In Chapter # 1, "Keyhole to the Stars", the first subjects mentioned are the two keys that indicate the "where and how" of our Final Destination; the first is belief, and the second is behavior.
The following five chapters deal with the behavior part, and are about the purpose of life, and how our choices and "works" are so important, what is meant by "repayment" for works done, those opportunities for good actions that we might have passed by, and much more. Also discussed are our motives, and how well we steward what God has given us.
Chapter 7 brings us back to the essential key of belief, and the final chapter ends with a pledge of allegiance as a "citizen of heaven"; the last six pages have quotes from Christian leaders, from Augustine to John Wesley, on the subject of eternal rewards.
Dr. Wilkinson gives us all a challenge, "…to see your true calling today and to seize the opportunity that is right in front of you. Don't waste another day living for less".
on 5 December 2003
I remember when I first learned that good works would not get me into heaven -- that the only way to heaven was accepting Jesus as my Lord and Savior. Immediately a question popped into my head. If accepting Jesus is the only way into heaven, and I have that taken care of, why not just coast for the rest of my life? After all, if good works won't get me into heaven, then how important could they really be? This book has the answer -- very!
Backing everything up with scripture and quotes from the likes of Martin Luther, John Wesley, John Calvin, C.S. Lewis, Charles Swindoll, Charles Stanley and Billy Graham, Wilkinson explains that our behavior doesn't determine where we will spend eternity, but it definitely determines how we will spend eternity. He assembles a solid case to show that our eternal reward is determined by how well we manage our lives.
Would you approach life differently if you knew that everything you did ultimately mattered? Would you live a richer life as a result? Would you be a blessing to more people?
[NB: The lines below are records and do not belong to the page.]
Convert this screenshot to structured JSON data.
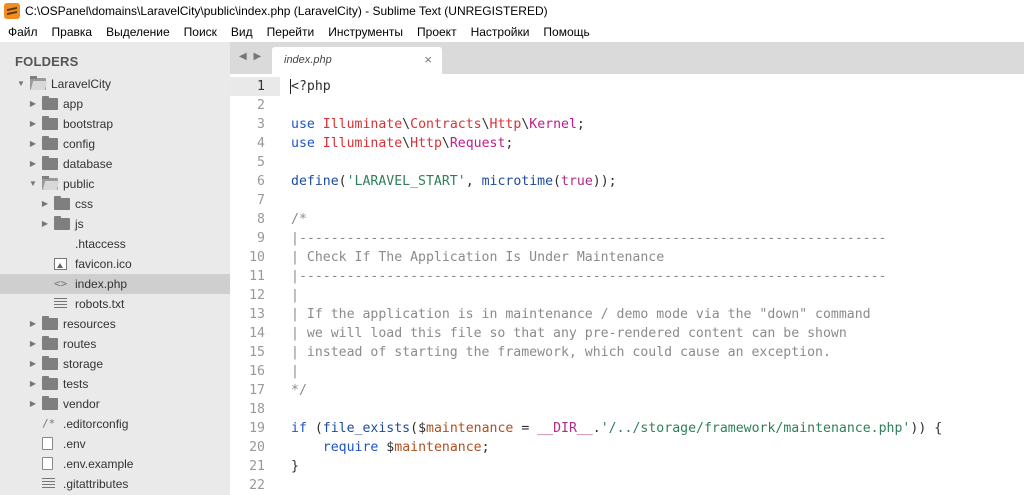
{
  "window": {
    "title": "C:\\OSPanel\\domains\\LaravelCity\\public\\index.php (LaravelCity) - Sublime Text (UNREGISTERED)"
  },
  "menu": [
    "Файл",
    "Правка",
    "Выделение",
    "Поиск",
    "Вид",
    "Перейти",
    "Инструменты",
    "Проект",
    "Настройки",
    "Помощь"
  ],
  "sidebar": {
    "header": "FOLDERS",
    "items": [
      {
        "label": "LaravelCity",
        "kind": "folder",
        "depth": 0,
        "expanded": true
      },
      {
        "label": "app",
        "kind": "folder",
        "depth": 1,
        "expanded": false
      },
      {
        "label": "bootstrap",
        "kind": "folder",
        "depth": 1,
        "expanded": false
      },
      {
        "label": "config",
        "kind": "folder",
        "depth": 1,
        "expanded": false
      },
      {
        "label": "database",
        "kind": "folder",
        "depth": 1,
        "expanded": false
      },
      {
        "label": "public",
        "kind": "folder",
        "depth": 1,
        "expanded": true
      },
      {
        "label": "css",
        "kind": "folder",
        "depth": 2,
        "expanded": false
      },
      {
        "label": "js",
        "kind": "folder",
        "depth": 2,
        "expanded": false
      },
      {
        "label": ".htaccess",
        "kind": "file",
        "depth": 2
      },
      {
        "label": "favicon.ico",
        "kind": "image",
        "depth": 2
      },
      {
        "label": "index.php",
        "kind": "code",
        "depth": 2,
        "selected": true
      },
      {
        "label": "robots.txt",
        "kind": "lines",
        "depth": 2
      },
      {
        "label": "resources",
        "kind": "folder",
        "depth": 1,
        "expanded": false
      },
      {
        "label": "routes",
        "kind": "folder",
        "depth": 1,
        "expanded": false
      },
      {
        "label": "storage",
        "kind": "folder",
        "depth": 1,
        "expanded": false
      },
      {
        "label": "tests",
        "kind": "folder",
        "depth": 1,
        "expanded": false
      },
      {
        "label": "vendor",
        "kind": "folder",
        "depth": 1,
        "expanded": false
      },
      {
        "label": ".editorconfig",
        "kind": "comment",
        "depth": 1
      },
      {
        "label": ".env",
        "kind": "file",
        "depth": 1
      },
      {
        "label": ".env.example",
        "kind": "file",
        "depth": 1
      },
      {
        "label": ".gitattributes",
        "kind": "lines",
        "depth": 1
      }
    ]
  },
  "tabs": {
    "arrows": "◀ ▶",
    "active": {
      "label": "index.php",
      "close": "×"
    }
  },
  "editor": {
    "current_line": 1,
    "lines": [
      {
        "n": "1",
        "tokens": [
          [
            "default",
            "<?php"
          ]
        ]
      },
      {
        "n": "2",
        "tokens": []
      },
      {
        "n": "3",
        "tokens": [
          [
            "keyword",
            "use "
          ],
          [
            "class",
            "Illuminate"
          ],
          [
            "default",
            "\\"
          ],
          [
            "class",
            "Contracts"
          ],
          [
            "default",
            "\\"
          ],
          [
            "class",
            "Http"
          ],
          [
            "default",
            "\\"
          ],
          [
            "class2",
            "Kernel"
          ],
          [
            "default",
            ";"
          ]
        ]
      },
      {
        "n": "4",
        "tokens": [
          [
            "keyword",
            "use "
          ],
          [
            "class",
            "Illuminate"
          ],
          [
            "default",
            "\\"
          ],
          [
            "class",
            "Http"
          ],
          [
            "default",
            "\\"
          ],
          [
            "class2",
            "Request"
          ],
          [
            "default",
            ";"
          ]
        ]
      },
      {
        "n": "5",
        "tokens": []
      },
      {
        "n": "6",
        "tokens": [
          [
            "func",
            "define"
          ],
          [
            "default",
            "("
          ],
          [
            "string",
            "'LARAVEL_START'"
          ],
          [
            "default",
            ", "
          ],
          [
            "func",
            "microtime"
          ],
          [
            "default",
            "("
          ],
          [
            "const",
            "true"
          ],
          [
            "default",
            "));"
          ]
        ]
      },
      {
        "n": "7",
        "tokens": []
      },
      {
        "n": "8",
        "tokens": [
          [
            "comment",
            "/*"
          ]
        ]
      },
      {
        "n": "9",
        "tokens": [
          [
            "comment",
            "|--------------------------------------------------------------------------"
          ]
        ]
      },
      {
        "n": "10",
        "tokens": [
          [
            "comment",
            "| Check If The Application Is Under Maintenance"
          ]
        ]
      },
      {
        "n": "11",
        "tokens": [
          [
            "comment",
            "|--------------------------------------------------------------------------"
          ]
        ]
      },
      {
        "n": "12",
        "tokens": [
          [
            "comment",
            "|"
          ]
        ]
      },
      {
        "n": "13",
        "tokens": [
          [
            "comment",
            "| If the application is in maintenance / demo mode via the \"down\" command"
          ]
        ]
      },
      {
        "n": "14",
        "tokens": [
          [
            "comment",
            "| we will load this file so that any pre-rendered content can be shown"
          ]
        ]
      },
      {
        "n": "15",
        "tokens": [
          [
            "comment",
            "| instead of starting the framework, which could cause an exception."
          ]
        ]
      },
      {
        "n": "16",
        "tokens": [
          [
            "comment",
            "|"
          ]
        ]
      },
      {
        "n": "17",
        "tokens": [
          [
            "comment",
            "*/"
          ]
        ]
      },
      {
        "n": "18",
        "tokens": []
      },
      {
        "n": "19",
        "tokens": [
          [
            "keyword",
            "if "
          ],
          [
            "default",
            "("
          ],
          [
            "func",
            "file_exists"
          ],
          [
            "default",
            "("
          ],
          [
            "default",
            "$"
          ],
          [
            "var",
            "maintenance"
          ],
          [
            "default",
            " = "
          ],
          [
            "const",
            "__DIR__"
          ],
          [
            "default",
            "."
          ],
          [
            "string",
            "'/../storage/framework/maintenance.php'"
          ],
          [
            "default",
            ")) {"
          ]
        ]
      },
      {
        "n": "20",
        "tokens": [
          [
            "default",
            "    "
          ],
          [
            "keyword",
            "require "
          ],
          [
            "default",
            "$"
          ],
          [
            "var",
            "maintenance"
          ],
          [
            "default",
            ";"
          ]
        ]
      },
      {
        "n": "21",
        "tokens": [
          [
            "default",
            "}"
          ]
        ]
      },
      {
        "n": "22",
        "tokens": []
      }
    ]
  }
}
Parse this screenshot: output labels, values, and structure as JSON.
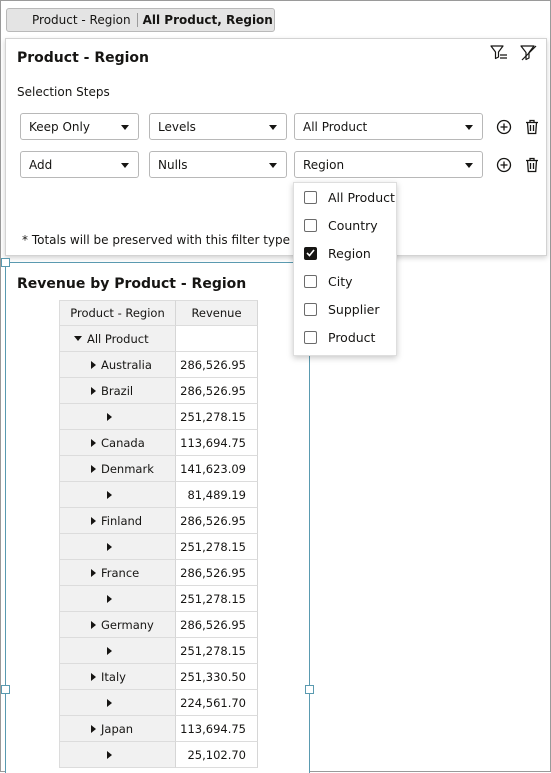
{
  "filter_bar": {
    "name": "Product - Region",
    "value": "All Product, Region"
  },
  "popup": {
    "title": "Product - Region",
    "steps_label": "Selection Steps",
    "rows": [
      {
        "action": "Keep Only",
        "method": "Levels",
        "value": "All Product"
      },
      {
        "action": "Add",
        "method": "Nulls",
        "value": "Region"
      }
    ],
    "note": "* Totals will be preserved with this filter type"
  },
  "dropdown": {
    "options": [
      {
        "label": "All Product",
        "checked": false
      },
      {
        "label": "Country",
        "checked": false
      },
      {
        "label": "Region",
        "checked": true
      },
      {
        "label": "City",
        "checked": false
      },
      {
        "label": "Supplier",
        "checked": false
      },
      {
        "label": "Product",
        "checked": false
      }
    ]
  },
  "report": {
    "title": "Revenue by Product - Region",
    "columns": [
      "Product - Region",
      "Revenue"
    ],
    "rows": [
      {
        "label": "All Product",
        "revenue": "",
        "level": 0,
        "expanded": true
      },
      {
        "label": "Australia",
        "revenue": "286,526.95",
        "level": 1
      },
      {
        "label": "Brazil",
        "revenue": "286,526.95",
        "level": 1
      },
      {
        "label": "",
        "revenue": "251,278.15",
        "level": 2
      },
      {
        "label": "Canada",
        "revenue": "113,694.75",
        "level": 1
      },
      {
        "label": "Denmark",
        "revenue": "141,623.09",
        "level": 1
      },
      {
        "label": "",
        "revenue": "81,489.19",
        "level": 2
      },
      {
        "label": "Finland",
        "revenue": "286,526.95",
        "level": 1
      },
      {
        "label": "",
        "revenue": "251,278.15",
        "level": 2
      },
      {
        "label": "France",
        "revenue": "286,526.95",
        "level": 1
      },
      {
        "label": "",
        "revenue": "251,278.15",
        "level": 2
      },
      {
        "label": "Germany",
        "revenue": "286,526.95",
        "level": 1
      },
      {
        "label": "",
        "revenue": "251,278.15",
        "level": 2
      },
      {
        "label": "Italy",
        "revenue": "251,330.50",
        "level": 1
      },
      {
        "label": "",
        "revenue": "224,561.70",
        "level": 2
      },
      {
        "label": "Japan",
        "revenue": "113,694.75",
        "level": 1
      },
      {
        "label": "",
        "revenue": "25,102.70",
        "level": 2
      }
    ]
  }
}
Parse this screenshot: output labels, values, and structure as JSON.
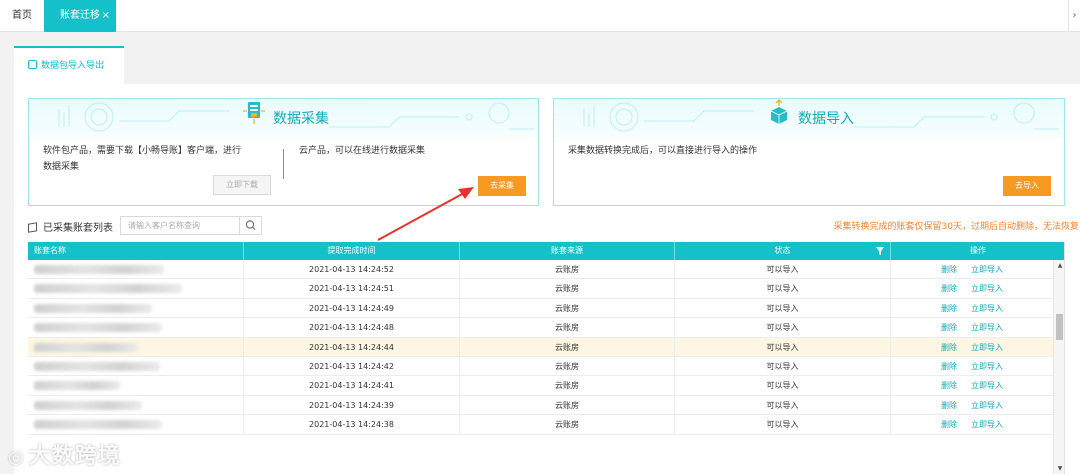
{
  "topbar": {
    "tabs": [
      {
        "label": "首页"
      },
      {
        "label": "账套迁移",
        "close": "×"
      }
    ],
    "edge_glyph": "›"
  },
  "subtab": {
    "label": "数据包导入导出"
  },
  "collect_card": {
    "title": "数据采集",
    "software_desc_line1": "软件包产品，需要下载【小畅导账】客户端，进行",
    "software_desc_line2": "数据采集",
    "cloud_desc": "云产品，可以在线进行数据采集",
    "download_button": "立即下载",
    "collect_button": "去采集"
  },
  "import_card": {
    "title": "数据导入",
    "desc": "采集数据转换完成后，可以直接进行导入的操作",
    "import_button": "去导入"
  },
  "list": {
    "title": "已采集账套列表",
    "search_placeholder": "请输入客户名称查询",
    "notice": "采集转换完成的账套仅保留30天，过期后自动删除，无法恢复"
  },
  "table": {
    "headers": [
      "账套名称",
      "提取完成时间",
      "账套来源",
      "状态",
      "操作"
    ],
    "rows": [
      {
        "name": "",
        "time": "2021-04-13 14:24:52",
        "source": "云账房",
        "status": "可以导入",
        "delete": "删除",
        "import": "立即导入"
      },
      {
        "name": "",
        "time": "2021-04-13 14:24:51",
        "source": "云账房",
        "status": "可以导入",
        "delete": "删除",
        "import": "立即导入"
      },
      {
        "name": "",
        "time": "2021-04-13 14:24:49",
        "source": "云账房",
        "status": "可以导入",
        "delete": "删除",
        "import": "立即导入"
      },
      {
        "name": "",
        "time": "2021-04-13 14:24:48",
        "source": "云账房",
        "status": "可以导入",
        "delete": "删除",
        "import": "立即导入"
      },
      {
        "name": "",
        "time": "2021-04-13 14:24:44",
        "source": "云账房",
        "status": "可以导入",
        "delete": "删除",
        "import": "立即导入",
        "highlighted": true
      },
      {
        "name": "",
        "time": "2021-04-13 14:24:42",
        "source": "云账房",
        "status": "可以导入",
        "delete": "删除",
        "import": "立即导入"
      },
      {
        "name": "",
        "time": "2021-04-13 14:24:41",
        "source": "云账房",
        "status": "可以导入",
        "delete": "删除",
        "import": "立即导入"
      },
      {
        "name": "",
        "time": "2021-04-13 14:24:39",
        "source": "云账房",
        "status": "可以导入",
        "delete": "删除",
        "import": "立即导入"
      },
      {
        "name": "",
        "time": "2021-04-13 14:24:38",
        "source": "云账房",
        "status": "可以导入",
        "delete": "删除",
        "import": "立即导入"
      }
    ]
  },
  "watermark": "大数跨境",
  "colors": {
    "accent": "#14c0c9",
    "orange": "#f79a22",
    "notice": "#f0852c",
    "highlight_row": "#fdf6e2",
    "annotation_arrow": "#e8312c"
  },
  "icons": [
    "close-icon",
    "form-icon",
    "server-lock-icon",
    "box-upload-icon",
    "cube-icon",
    "search-icon",
    "filter-icon",
    "arrow-annotation"
  ]
}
If you are looking to live a life worthy of reward, pick up this book and get excited about the possibilities. Life will take on a whole new meaning.
Larry Hehn, author of Get the Prize: Nine Keys for a Life of Victory